TRY IT: Word for word, reproduce the data that follows.

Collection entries
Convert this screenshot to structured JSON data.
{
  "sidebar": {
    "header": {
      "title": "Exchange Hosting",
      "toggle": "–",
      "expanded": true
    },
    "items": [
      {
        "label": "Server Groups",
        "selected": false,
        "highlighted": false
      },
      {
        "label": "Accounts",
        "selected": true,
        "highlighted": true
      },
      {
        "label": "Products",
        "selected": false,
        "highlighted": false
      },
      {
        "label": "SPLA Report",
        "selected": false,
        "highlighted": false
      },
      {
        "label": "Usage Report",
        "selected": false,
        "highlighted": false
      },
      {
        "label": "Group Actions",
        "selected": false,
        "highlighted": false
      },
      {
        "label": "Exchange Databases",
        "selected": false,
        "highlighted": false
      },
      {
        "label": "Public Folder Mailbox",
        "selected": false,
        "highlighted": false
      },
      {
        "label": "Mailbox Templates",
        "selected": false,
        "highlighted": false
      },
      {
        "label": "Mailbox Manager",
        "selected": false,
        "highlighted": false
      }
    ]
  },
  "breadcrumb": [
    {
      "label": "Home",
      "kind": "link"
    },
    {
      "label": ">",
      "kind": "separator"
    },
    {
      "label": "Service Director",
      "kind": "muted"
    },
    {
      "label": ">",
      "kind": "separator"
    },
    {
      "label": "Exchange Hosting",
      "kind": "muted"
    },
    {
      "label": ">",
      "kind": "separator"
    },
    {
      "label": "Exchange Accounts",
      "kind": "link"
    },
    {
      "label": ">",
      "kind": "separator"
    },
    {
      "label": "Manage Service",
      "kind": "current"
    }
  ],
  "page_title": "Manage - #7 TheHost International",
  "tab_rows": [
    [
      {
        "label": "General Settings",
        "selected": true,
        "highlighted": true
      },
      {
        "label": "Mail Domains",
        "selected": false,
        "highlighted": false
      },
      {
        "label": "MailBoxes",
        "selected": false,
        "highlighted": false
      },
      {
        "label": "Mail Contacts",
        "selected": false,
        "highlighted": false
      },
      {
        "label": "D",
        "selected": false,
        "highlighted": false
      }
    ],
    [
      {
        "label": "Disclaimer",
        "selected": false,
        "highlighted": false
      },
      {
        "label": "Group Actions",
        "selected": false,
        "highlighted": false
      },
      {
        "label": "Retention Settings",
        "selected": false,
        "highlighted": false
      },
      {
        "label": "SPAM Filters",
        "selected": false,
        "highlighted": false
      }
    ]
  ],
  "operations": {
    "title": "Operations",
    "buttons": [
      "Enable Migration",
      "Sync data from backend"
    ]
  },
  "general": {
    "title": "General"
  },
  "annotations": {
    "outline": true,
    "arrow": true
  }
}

ANSWER AREA:
Convert this screenshot to structured JSON data.
{
  "sidebar": {
    "header": {
      "title": "Exchange Hosting",
      "toggle": "–",
      "expanded": true
    },
    "items": [
      {
        "label": "Server Groups",
        "selected": false,
        "highlighted": false
      },
      {
        "label": "Accounts",
        "selected": true,
        "highlighted": true
      },
      {
        "label": "Products",
        "selected": false,
        "highlighted": false
      },
      {
        "label": "SPLA Report",
        "selected": false,
        "highlighted": false
      },
      {
        "label": "Usage Report",
        "selected": false,
        "highlighted": false
      },
      {
        "label": "Group Actions",
        "selected": false,
        "highlighted": false
      },
      {
        "label": "Exchange Databases",
        "selected": false,
        "highlighted": false
      },
      {
        "label": "Public Folder Mailbox",
        "selected": false,
        "highlighted": false
      },
      {
        "label": "Mailbox Templates",
        "selected": false,
        "highlighted": false
      },
      {
        "label": "Mailbox Manager",
        "selected": false,
        "highlighted": false
      }
    ]
  },
  "breadcrumb": [
    {
      "label": "Home",
      "kind": "link"
    },
    {
      "label": ">",
      "kind": "separator"
    },
    {
      "label": "Service Director",
      "kind": "muted"
    },
    {
      "label": ">",
      "kind": "separator"
    },
    {
      "label": "Exchange Hosting",
      "kind": "muted"
    },
    {
      "label": ">",
      "kind": "separator"
    },
    {
      "label": "Exchange Accounts",
      "kind": "link"
    },
    {
      "label": ">",
      "kind": "separator"
    },
    {
      "label": "Manage Service",
      "kind": "current"
    }
  ],
  "page_title": "Manage - #7 TheHost International",
  "tab_rows": [
    [
      {
        "label": "General Settings",
        "selected": true,
        "highlighted": true
      },
      {
        "label": "Mail Domains",
        "selected": false,
        "highlighted": false
      },
      {
        "label": "MailBoxes",
        "selected": false,
        "highlighted": false
      },
      {
        "label": "Mail Contacts",
        "selected": false,
        "highlighted": false
      },
      {
        "label": "D",
        "selected": false,
        "highlighted": false
      }
    ],
    [
      {
        "label": "Disclaimer",
        "selected": false,
        "highlighted": false
      },
      {
        "label": "Group Actions",
        "selected": false,
        "highlighted": false
      },
      {
        "label": "Retention Settings",
        "selected": false,
        "highlighted": false
      },
      {
        "label": "SPAM Filters",
        "selected": false,
        "highlighted": false
      }
    ]
  ],
  "operations": {
    "title": "Operations",
    "buttons": [
      "Enable Migration",
      "Sync data from backend"
    ]
  },
  "general": {
    "title": "General"
  },
  "annotations": {
    "outline": true,
    "arrow": true
  }
}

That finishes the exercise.